**Prompt:** Please return every record exactly as written, leaving out the pictures.

Excerpts from a dataset
---
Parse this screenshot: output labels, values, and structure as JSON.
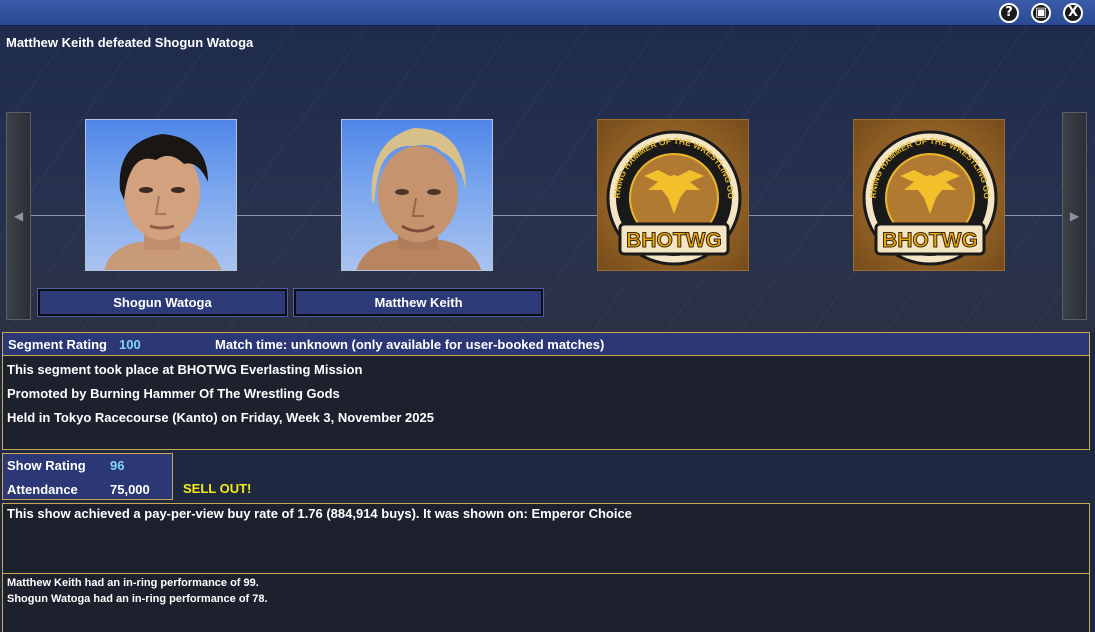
{
  "window": {
    "buttons": {
      "help": "?",
      "minimize": "▣",
      "close": "X"
    }
  },
  "headline": "Matthew Keith defeated Shogun Watoga",
  "nav": {
    "left_arrow": "◀",
    "right_arrow": "▶"
  },
  "participants": [
    {
      "name": "Shogun Watoga"
    },
    {
      "name": "Matthew Keith"
    }
  ],
  "logos": [
    {
      "top_text": "BURNING HAMMER OF THE WRESTLING GODS",
      "badge_text": "BHOTWG"
    },
    {
      "top_text": "BURNING HAMMER OF THE WRESTLING GODS",
      "badge_text": "BHOTWG"
    }
  ],
  "segment": {
    "rating_label": "Segment Rating",
    "rating_value": "100",
    "match_time": "Match time: unknown (only available for user-booked matches)",
    "lines": [
      "This segment took place at BHOTWG Everlasting Mission",
      "Promoted by Burning Hammer Of The Wrestling Gods",
      "Held in Tokyo Racecourse (Kanto) on Friday, Week 3, November 2025"
    ]
  },
  "show": {
    "rating_label": "Show Rating",
    "rating_value": "96",
    "attendance_label": "Attendance",
    "attendance_value": "75,000",
    "sellout": "SELL OUT!"
  },
  "ppv": "This show achieved a pay-per-view buy rate of 1.76 (884,914 buys). It was shown on: Emperor Choice",
  "performances": [
    "Matthew Keith had an in-ring performance of 99.",
    "Shogun Watoga had an in-ring performance of 78."
  ],
  "colors": {
    "accent_value": "#7fd6f8",
    "sellout": "#f2ea14",
    "panel_border": "#c9a84f",
    "header_blue": "#2b3875"
  }
}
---
**Solution:**
Parse this screenshot: output labels, values, and structure as JSON.
{
  "window": {
    "buttons": {
      "help": "?",
      "minimize": "▣",
      "close": "X"
    }
  },
  "headline": "Matthew Keith defeated Shogun Watoga",
  "nav": {
    "left_arrow": "◀",
    "right_arrow": "▶"
  },
  "participants": [
    {
      "name": "Shogun Watoga"
    },
    {
      "name": "Matthew Keith"
    }
  ],
  "logos": [
    {
      "top_text": "BURNING HAMMER OF THE WRESTLING GODS",
      "badge_text": "BHOTWG"
    },
    {
      "top_text": "BURNING HAMMER OF THE WRESTLING GODS",
      "badge_text": "BHOTWG"
    }
  ],
  "segment": {
    "rating_label": "Segment Rating",
    "rating_value": "100",
    "match_time": "Match time: unknown (only available for user-booked matches)",
    "lines": [
      "This segment took place at BHOTWG Everlasting Mission",
      "Promoted by Burning Hammer Of The Wrestling Gods",
      "Held in Tokyo Racecourse (Kanto) on Friday, Week 3, November 2025"
    ]
  },
  "show": {
    "rating_label": "Show Rating",
    "rating_value": "96",
    "attendance_label": "Attendance",
    "attendance_value": "75,000",
    "sellout": "SELL OUT!"
  },
  "ppv": "This show achieved a pay-per-view buy rate of 1.76 (884,914 buys). It was shown on: Emperor Choice",
  "performances": [
    "Matthew Keith had an in-ring performance of 99.",
    "Shogun Watoga had an in-ring performance of 78."
  ],
  "colors": {
    "accent_value": "#7fd6f8",
    "sellout": "#f2ea14",
    "panel_border": "#c9a84f",
    "header_blue": "#2b3875"
  }
}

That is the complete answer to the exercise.